A Pet Traveler’s Philosophy
In my 20s I thought life was about collecting things … houses, cars, televisions, sofas, clothes – the list could go on. Gathering possessions was somehow indicative of success, but it was the merciless enemy of contentment. It was like feeding a monster. There was always a newer gadget, a fancier option, a more expensive version of a shinier doodad. It was about the chase – grabbing what you could while pursing the thing that always just seemed out of reach.
In my 30s I realized life was not about collecting things … it was about collecting experiences. We unloaded the houses, televisions, sofas, and most of the clothes to live in the Winnebago and travel the country. The freedom was intoxicating!
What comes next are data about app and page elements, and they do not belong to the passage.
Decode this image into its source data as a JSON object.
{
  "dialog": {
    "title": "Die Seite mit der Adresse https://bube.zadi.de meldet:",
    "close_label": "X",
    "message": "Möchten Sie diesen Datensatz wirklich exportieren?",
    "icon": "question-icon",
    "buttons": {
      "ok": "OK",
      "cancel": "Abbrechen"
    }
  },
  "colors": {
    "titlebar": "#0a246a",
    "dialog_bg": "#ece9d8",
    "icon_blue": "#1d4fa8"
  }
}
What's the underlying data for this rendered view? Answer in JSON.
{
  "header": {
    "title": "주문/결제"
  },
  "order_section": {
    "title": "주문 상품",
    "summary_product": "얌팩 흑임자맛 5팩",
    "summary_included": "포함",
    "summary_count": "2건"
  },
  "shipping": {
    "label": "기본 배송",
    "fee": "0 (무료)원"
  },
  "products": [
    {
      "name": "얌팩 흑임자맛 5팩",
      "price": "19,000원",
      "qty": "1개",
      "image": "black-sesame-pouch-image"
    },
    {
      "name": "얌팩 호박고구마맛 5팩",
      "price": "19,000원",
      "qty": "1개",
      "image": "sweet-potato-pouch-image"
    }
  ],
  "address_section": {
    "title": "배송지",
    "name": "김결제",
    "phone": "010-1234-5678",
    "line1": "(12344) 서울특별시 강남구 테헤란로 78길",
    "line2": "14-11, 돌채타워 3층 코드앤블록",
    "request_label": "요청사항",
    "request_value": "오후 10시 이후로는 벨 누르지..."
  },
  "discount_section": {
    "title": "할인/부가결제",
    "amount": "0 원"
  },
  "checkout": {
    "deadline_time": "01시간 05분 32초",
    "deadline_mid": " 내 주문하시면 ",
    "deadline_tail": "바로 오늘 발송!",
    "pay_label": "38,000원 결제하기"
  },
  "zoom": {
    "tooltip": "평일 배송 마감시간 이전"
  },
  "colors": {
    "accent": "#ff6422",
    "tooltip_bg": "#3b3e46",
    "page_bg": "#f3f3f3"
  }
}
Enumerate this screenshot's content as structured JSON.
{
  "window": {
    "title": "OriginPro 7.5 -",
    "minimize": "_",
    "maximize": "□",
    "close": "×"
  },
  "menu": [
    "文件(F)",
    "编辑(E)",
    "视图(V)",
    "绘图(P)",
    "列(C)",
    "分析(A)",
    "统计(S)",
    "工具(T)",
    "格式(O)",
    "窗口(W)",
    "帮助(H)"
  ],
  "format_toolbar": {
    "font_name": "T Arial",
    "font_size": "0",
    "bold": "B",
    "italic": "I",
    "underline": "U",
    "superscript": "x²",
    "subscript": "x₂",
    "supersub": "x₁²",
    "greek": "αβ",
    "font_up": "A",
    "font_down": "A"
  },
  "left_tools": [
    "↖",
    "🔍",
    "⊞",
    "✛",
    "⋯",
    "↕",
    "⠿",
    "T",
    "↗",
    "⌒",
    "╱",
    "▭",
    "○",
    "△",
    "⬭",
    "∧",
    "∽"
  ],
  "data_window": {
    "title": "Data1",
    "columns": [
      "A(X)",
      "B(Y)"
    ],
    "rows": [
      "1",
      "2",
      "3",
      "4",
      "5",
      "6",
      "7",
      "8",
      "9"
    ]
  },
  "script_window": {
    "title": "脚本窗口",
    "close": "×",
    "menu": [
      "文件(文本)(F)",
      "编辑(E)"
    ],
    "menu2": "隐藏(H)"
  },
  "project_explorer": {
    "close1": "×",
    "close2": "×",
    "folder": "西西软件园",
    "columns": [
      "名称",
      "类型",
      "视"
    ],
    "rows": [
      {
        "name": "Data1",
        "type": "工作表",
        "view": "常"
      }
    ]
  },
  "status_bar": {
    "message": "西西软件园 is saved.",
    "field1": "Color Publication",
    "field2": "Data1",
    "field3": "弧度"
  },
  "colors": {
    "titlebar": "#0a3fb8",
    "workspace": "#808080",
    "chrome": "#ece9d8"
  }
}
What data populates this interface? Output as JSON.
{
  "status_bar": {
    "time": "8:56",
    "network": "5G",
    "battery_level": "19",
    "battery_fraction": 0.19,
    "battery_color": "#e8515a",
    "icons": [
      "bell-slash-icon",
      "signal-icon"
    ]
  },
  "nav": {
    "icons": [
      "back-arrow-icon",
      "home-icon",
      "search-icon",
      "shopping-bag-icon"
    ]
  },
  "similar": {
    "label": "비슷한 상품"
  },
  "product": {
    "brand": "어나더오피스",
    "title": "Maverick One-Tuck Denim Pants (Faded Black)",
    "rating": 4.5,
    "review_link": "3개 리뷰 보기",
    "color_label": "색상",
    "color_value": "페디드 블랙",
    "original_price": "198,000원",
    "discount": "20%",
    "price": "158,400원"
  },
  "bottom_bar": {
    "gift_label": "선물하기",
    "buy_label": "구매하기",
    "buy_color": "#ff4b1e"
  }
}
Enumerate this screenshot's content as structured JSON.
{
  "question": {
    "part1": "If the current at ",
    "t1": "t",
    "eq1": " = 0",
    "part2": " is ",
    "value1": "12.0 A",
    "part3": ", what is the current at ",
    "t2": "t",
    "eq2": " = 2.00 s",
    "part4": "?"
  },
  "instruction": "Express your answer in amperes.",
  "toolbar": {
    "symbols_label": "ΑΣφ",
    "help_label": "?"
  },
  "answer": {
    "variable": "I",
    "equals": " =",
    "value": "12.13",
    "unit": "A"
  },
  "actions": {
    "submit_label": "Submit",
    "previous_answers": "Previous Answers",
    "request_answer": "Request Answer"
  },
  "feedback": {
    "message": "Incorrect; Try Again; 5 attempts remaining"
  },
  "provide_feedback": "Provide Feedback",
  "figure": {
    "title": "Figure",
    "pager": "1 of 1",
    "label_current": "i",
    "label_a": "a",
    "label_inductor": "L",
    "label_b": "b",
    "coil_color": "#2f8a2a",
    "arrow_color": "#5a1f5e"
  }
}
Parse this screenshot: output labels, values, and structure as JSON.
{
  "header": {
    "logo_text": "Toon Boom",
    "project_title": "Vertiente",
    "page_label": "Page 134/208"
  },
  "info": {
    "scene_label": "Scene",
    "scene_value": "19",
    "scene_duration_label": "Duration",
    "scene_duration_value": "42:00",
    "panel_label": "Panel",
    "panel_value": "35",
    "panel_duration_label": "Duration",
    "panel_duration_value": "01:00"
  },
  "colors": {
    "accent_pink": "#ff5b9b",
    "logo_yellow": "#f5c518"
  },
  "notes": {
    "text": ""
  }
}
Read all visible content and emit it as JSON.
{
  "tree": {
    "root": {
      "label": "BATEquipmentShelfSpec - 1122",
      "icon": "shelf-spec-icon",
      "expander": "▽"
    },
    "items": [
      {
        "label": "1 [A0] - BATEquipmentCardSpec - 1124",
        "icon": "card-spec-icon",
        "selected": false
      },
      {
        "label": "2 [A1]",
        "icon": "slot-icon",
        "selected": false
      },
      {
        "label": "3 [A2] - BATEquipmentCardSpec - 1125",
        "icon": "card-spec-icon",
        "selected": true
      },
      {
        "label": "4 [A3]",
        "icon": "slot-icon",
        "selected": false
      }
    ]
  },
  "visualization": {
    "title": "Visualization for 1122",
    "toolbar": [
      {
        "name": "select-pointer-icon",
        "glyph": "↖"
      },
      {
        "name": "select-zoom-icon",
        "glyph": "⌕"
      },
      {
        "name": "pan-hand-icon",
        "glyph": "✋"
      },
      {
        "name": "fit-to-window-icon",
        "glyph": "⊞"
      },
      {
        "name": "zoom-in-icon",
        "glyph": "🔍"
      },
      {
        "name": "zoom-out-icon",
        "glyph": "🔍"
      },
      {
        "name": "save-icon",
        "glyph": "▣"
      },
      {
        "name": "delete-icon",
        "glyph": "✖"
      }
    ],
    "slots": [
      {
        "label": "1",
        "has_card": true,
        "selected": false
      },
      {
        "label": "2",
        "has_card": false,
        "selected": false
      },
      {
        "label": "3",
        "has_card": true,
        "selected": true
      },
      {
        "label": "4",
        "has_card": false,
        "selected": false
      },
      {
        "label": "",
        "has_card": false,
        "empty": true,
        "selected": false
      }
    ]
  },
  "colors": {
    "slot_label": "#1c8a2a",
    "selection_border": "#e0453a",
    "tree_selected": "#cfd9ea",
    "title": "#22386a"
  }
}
The weight of all those possessions (and the debt associated with them) was lifted, and we shifted to snapping up places rather than things.
We were in a frenzy, criss-crossing the country … madly checking destinations off of our bucket list. We spent two years blowing through the most spectacular scenery and dashing by some of the most fantastic places in the world.
Now that I’m quickly approaching my 40s, things have shifted again. I’ve discovered that “collecting” and “experiencing” are uncomfortable bedfellows. A new definition of experience has emerged … and, based on a deeper meaning, we’ve collected very few so far in our travels. I feel like I should wipe the map clean and start again!
Finally, it’s occurred to me that to truly experience a place you have to allow it to change you. You have to absorb a bit of it and take it along with you.
Sometimes it’s easy, but other times digging past the surface and developing a connection that inspires you takes some time. It requires a little doing to let down your guard and open your heart and mind to different perspectives … to let go of preconceived notions and immerse yourself in a new version of reality. And, our incessant human drive to accomplish more – to put more check marks by our “must sees” – stands between us and the possibility that we’ll actually experience any of it.
Being transformed is the ultimate payoff for a traveler … far more than crossing locations off a list. So, please, learn from my experience and slow down. Take the time to watch the light and shadows play off the surfaces as the sun passes overhead. Stop the drive-bys. Let go of the insane urge to collect more and instead, experience more deeply. At the end of the day, it’s those travel memories that have meaning.
Fortunately, our pets are great partners in this endeavor. Just think how happy they are to thoroughly explore every new place – sniffing every tree and bush in their path. Dogs serve as perfect reminders to enjoy the moment … if we’ll only follow their lead.
What places have you traveled that have moved you?